▶ [Prompt] Gather the lines from the material that contain "manager".

*** Block opens ***

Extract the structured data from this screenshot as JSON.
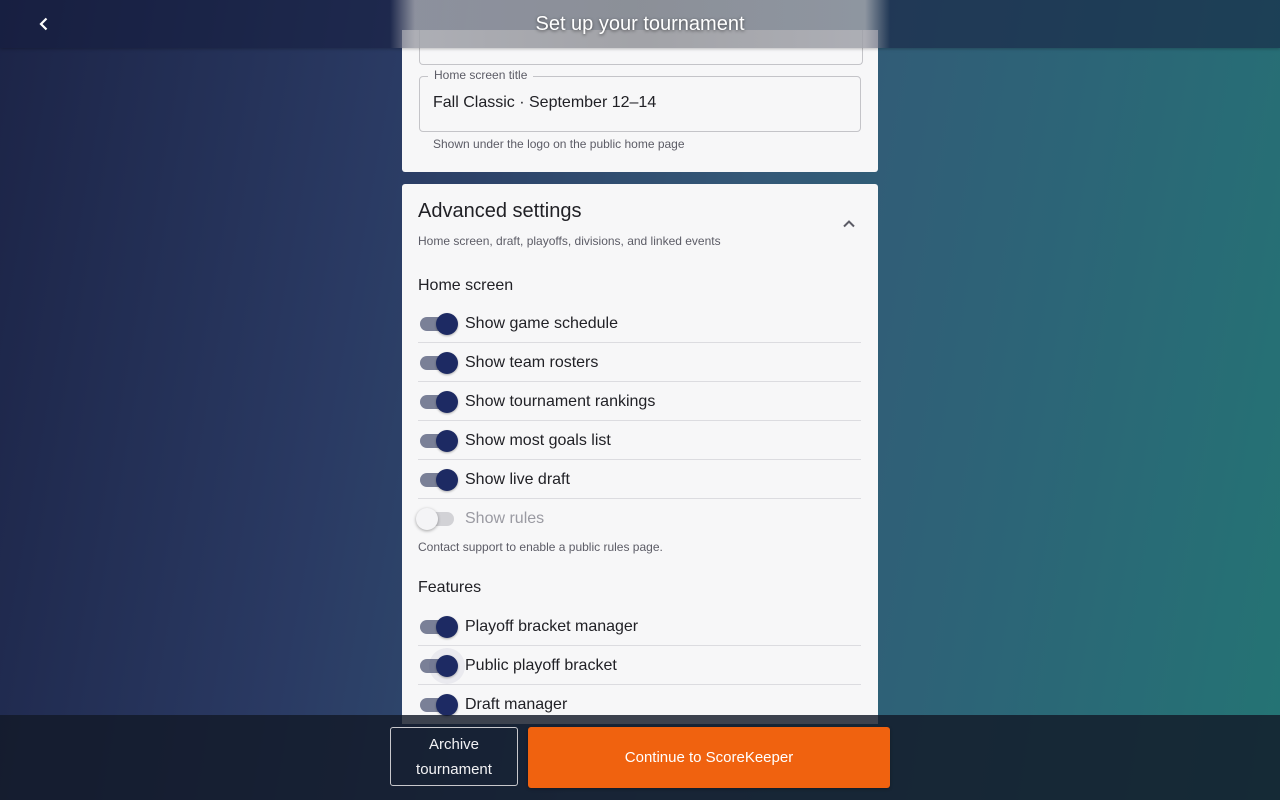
{
  "header": {
    "title": "Set up your tournament"
  },
  "home_title_field": {
    "label": "Home screen title",
    "value": "Fall Classic · September 12–14",
    "helper": "Shown under the logo on the public home page"
  },
  "advanced": {
    "title": "Advanced settings",
    "subtitle": "Home screen, draft, playoffs, divisions, and linked events",
    "home_section": "Home screen",
    "home_items": [
      {
        "label": "Show game schedule",
        "on": true
      },
      {
        "label": "Show team rosters",
        "on": true
      },
      {
        "label": "Show tournament rankings",
        "on": true
      },
      {
        "label": "Show most goals list",
        "on": true
      },
      {
        "label": "Show live draft",
        "on": true
      },
      {
        "label": "Show rules",
        "on": false,
        "disabled": true
      }
    ],
    "rules_note": "Contact support to enable a public rules page.",
    "features_section": "Features",
    "feature_items": [
      {
        "label": "Playoff bracket manager",
        "on": true
      },
      {
        "label": "Public playoff bracket",
        "on": true
      },
      {
        "label": "Draft manager",
        "on": true
      }
    ]
  },
  "footer": {
    "archive_label": "Archive tournament",
    "continue_label": "Continue to ScoreKeeper"
  },
  "colors": {
    "accent": "#f0620f",
    "switch_on": "#1d2a63"
  }
}
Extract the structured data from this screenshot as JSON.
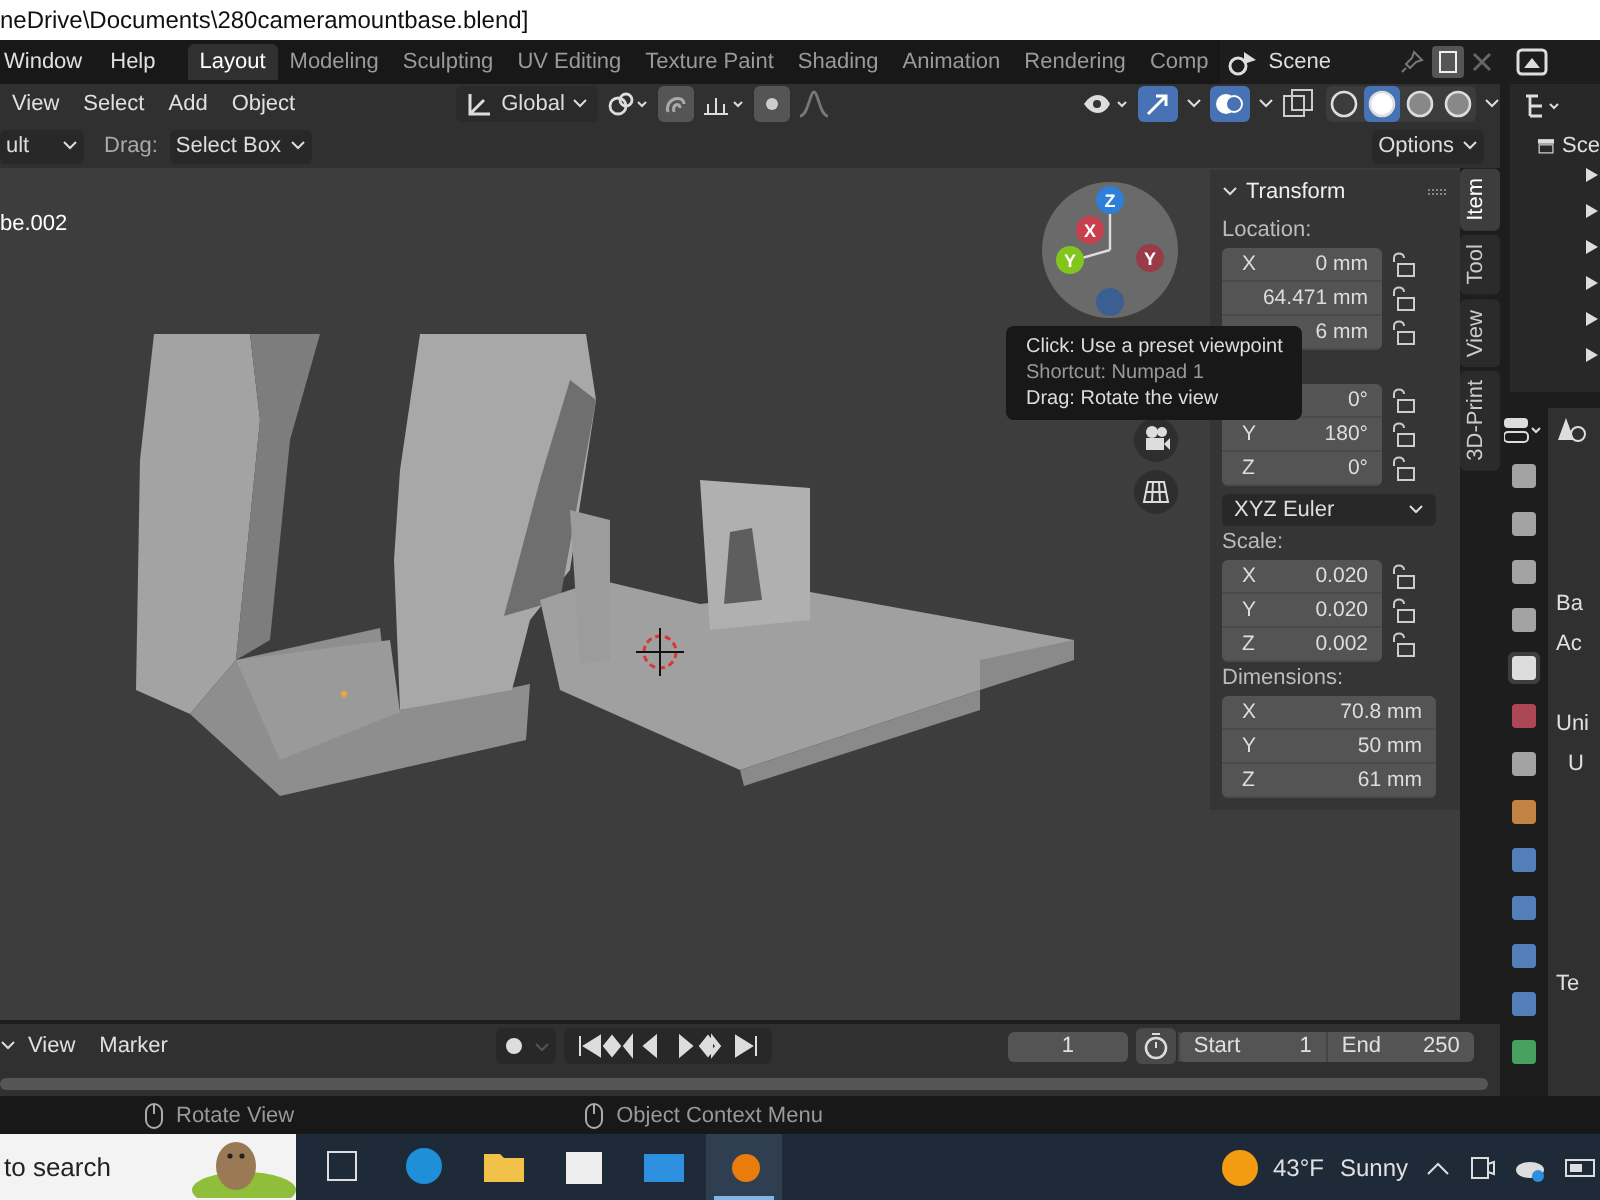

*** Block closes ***

▶ [Answer for the task]
        "label": "Playoff bracket manager",
        "label": "Draft manager",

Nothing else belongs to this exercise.